* _WHAT TO DO_
Could you say how many lines below contain the word "image"? Give the number with no other text.

* * * * * * *

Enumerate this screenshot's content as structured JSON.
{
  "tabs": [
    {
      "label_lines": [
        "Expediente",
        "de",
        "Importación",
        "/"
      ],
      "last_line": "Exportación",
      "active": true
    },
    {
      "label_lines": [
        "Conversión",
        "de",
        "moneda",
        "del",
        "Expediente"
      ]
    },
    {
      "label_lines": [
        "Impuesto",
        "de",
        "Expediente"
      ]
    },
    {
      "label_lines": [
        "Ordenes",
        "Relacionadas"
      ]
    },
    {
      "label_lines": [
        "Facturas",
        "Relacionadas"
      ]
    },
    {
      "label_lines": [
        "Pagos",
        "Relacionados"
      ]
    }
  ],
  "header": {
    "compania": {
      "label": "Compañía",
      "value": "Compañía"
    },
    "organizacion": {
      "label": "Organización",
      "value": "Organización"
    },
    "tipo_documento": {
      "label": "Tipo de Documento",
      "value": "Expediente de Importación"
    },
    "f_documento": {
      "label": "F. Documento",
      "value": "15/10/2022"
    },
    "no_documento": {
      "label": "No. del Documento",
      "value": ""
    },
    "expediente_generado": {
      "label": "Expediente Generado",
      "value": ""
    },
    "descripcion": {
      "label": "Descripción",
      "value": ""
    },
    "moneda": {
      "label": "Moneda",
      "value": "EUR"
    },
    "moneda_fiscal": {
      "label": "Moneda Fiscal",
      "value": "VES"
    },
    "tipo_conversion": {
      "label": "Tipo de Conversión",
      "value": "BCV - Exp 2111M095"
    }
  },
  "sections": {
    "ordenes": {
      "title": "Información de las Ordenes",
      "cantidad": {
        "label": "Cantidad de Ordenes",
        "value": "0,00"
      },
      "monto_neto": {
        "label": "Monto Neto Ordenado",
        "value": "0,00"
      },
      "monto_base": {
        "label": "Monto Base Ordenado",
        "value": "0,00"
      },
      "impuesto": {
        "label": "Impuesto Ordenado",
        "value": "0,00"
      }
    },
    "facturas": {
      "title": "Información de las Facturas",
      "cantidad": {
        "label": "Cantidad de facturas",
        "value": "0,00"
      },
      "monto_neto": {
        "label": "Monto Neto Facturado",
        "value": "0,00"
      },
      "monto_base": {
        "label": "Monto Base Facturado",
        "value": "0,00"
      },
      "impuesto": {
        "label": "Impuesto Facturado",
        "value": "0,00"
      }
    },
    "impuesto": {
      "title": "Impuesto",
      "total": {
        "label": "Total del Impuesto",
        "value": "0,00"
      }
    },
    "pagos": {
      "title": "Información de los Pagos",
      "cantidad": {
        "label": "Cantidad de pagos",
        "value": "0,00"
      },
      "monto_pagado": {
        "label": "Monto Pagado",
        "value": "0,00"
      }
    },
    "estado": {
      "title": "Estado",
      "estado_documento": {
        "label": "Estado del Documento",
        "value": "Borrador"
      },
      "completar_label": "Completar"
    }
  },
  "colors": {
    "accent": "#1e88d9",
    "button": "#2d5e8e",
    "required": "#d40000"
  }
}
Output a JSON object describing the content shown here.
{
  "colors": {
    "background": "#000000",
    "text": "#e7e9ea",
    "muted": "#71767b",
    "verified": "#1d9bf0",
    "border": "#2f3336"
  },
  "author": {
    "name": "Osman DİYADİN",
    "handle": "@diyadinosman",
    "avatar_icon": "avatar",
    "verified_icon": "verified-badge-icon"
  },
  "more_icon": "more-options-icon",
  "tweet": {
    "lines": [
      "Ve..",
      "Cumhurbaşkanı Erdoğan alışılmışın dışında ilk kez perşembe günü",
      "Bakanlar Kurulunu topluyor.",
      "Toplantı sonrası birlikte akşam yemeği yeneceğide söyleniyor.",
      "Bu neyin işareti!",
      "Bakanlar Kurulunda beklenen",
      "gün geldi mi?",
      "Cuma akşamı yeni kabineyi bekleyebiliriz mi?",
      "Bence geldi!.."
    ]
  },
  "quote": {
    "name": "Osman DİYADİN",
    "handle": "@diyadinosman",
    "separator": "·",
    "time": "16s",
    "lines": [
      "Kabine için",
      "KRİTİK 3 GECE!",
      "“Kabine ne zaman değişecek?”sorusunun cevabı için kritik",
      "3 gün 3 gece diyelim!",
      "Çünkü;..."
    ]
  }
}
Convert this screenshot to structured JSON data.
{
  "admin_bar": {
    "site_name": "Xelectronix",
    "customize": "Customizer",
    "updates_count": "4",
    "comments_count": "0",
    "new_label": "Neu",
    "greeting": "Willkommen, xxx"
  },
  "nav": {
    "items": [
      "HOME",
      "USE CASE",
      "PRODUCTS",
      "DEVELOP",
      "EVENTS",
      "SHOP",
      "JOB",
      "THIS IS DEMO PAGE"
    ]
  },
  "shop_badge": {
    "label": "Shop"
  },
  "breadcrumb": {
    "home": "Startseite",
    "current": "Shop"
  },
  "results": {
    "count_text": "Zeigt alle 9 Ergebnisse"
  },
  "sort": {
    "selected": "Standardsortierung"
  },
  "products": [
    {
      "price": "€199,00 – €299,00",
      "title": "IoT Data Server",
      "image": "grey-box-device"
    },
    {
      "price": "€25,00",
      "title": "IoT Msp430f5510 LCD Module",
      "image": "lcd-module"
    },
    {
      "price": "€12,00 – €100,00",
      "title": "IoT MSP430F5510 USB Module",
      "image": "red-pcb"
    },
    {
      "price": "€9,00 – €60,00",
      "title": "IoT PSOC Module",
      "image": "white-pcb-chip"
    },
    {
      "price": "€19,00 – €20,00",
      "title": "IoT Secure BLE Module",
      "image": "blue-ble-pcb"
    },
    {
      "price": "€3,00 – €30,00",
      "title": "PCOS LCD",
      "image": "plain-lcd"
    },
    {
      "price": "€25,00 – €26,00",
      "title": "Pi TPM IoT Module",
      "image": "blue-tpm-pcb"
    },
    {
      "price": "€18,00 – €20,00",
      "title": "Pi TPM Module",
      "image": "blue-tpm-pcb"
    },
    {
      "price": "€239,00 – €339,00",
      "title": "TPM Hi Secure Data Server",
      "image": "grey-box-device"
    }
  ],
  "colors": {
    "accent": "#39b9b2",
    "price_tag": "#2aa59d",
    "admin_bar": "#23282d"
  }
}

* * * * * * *

* _THE ANSWER_
9